None of their products contain rayon, either, a textile fiber made controversial due to one of its components, the harmful chemical carbon disulfide. While wearing rayon doesn’t hurt you, its production poses serious health risks to textile workers and has a negative impact on the environment: it’s “chemical-heavy in the fiber spinning phase. It also requires extensive resources at the dyeing mill.” Sustain also avoids the use of dyes, as the process of dyeing clothing and other materials typically involves the over-use or abuse of water and sometimes leads to untreated wastewater in local streams and rivers.

Recently, the business added their name to We Are Still In, a nationwide initiative for cities, states, colleges and universities, and businesses to pledge to adhere to the Paris Agreement and combat global climate change after President Donald Trump removed the U.S. from the deal.

When it comes to female empowerment, Sustain is a rising queen.
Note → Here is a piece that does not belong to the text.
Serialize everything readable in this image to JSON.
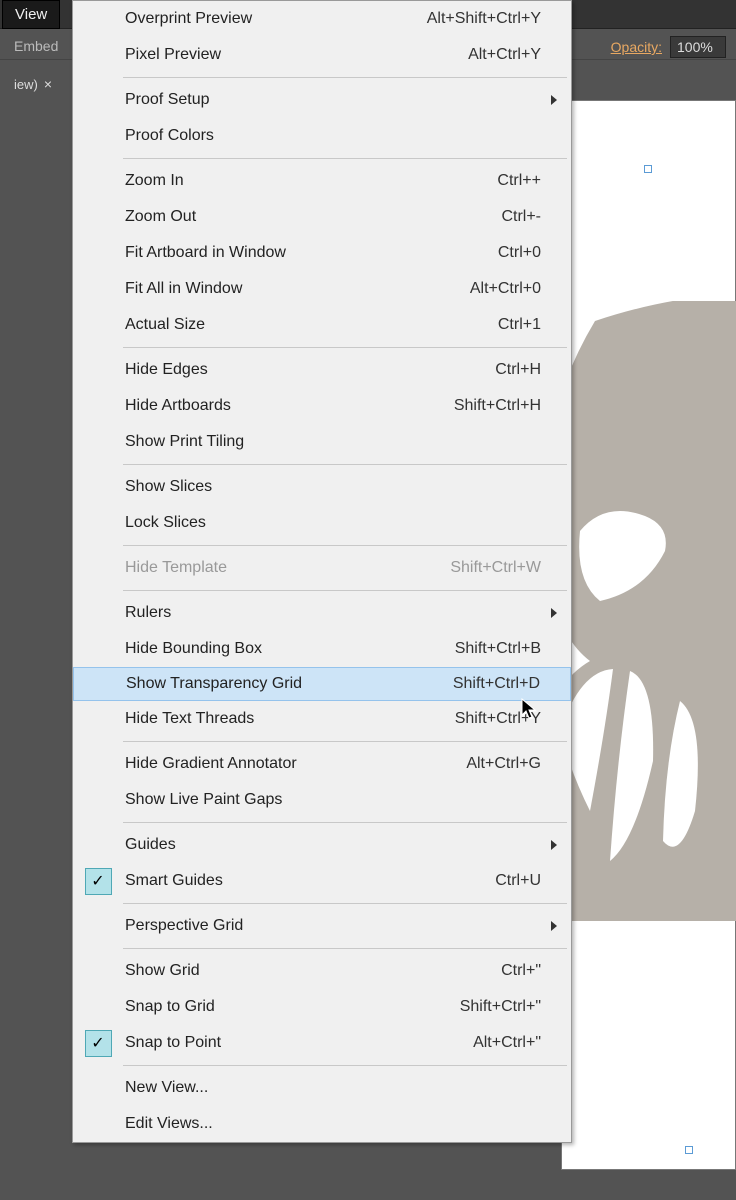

The corporation’s “10 Percent for Women” program donates 10% of the company’s profits to support access to reproductive and menstrual health products to the 20 million in the U.S. who may not have it.

They’ve also teamed up with Period Equity, a group emerging later this year as “a law and policy institute dedicated to advancing menstrual access, equity and safety in the U.S.” A major goal will be to remove the gender-biased certification of period products as nonessential items, which would subsequently remove the “tampon tax” on them — something that Florida has recently changed alongside 13 other states to the delight of menstruating people throughout the country.

Recently, just before the launch of their period product line, the Hollanders promised to match the money from sales tax on these items during the first month of sale to make a donation to Girls Helping Girls, an organization founded on education about and accessibility of sexual and menstrual products.

Overall, Sustain Natural would embody a perfect company if they ironed out the issues with alarmist language about unproven dangers. It’s a weak ploy for attention, but the other business and manufacturing practices that this company stands for are worth every extra dollar consumers would have to spend to buy the products. By supporting Sustain, consumers will encourage other businesses to emulate the brand’s responsible, ethical production practices and prioritize sexual and reproductive health for women and girls. The price tag is understandable, due to all the steps Sustain has to take to ensure ethical and social responsibility, but sadly makes their items unaffordable for many.

Just remember that if these products aren’t practical for you, any condom is better than no condom at all to prevent pregnancy and STIs. As Sustain’s website itself says,

Oh and P.S.: None of the above should ever stop anyone from using a condom — any condom — in the heat of the moment. Ever. Any condom is far preferable to no condom. So #wrapitup.”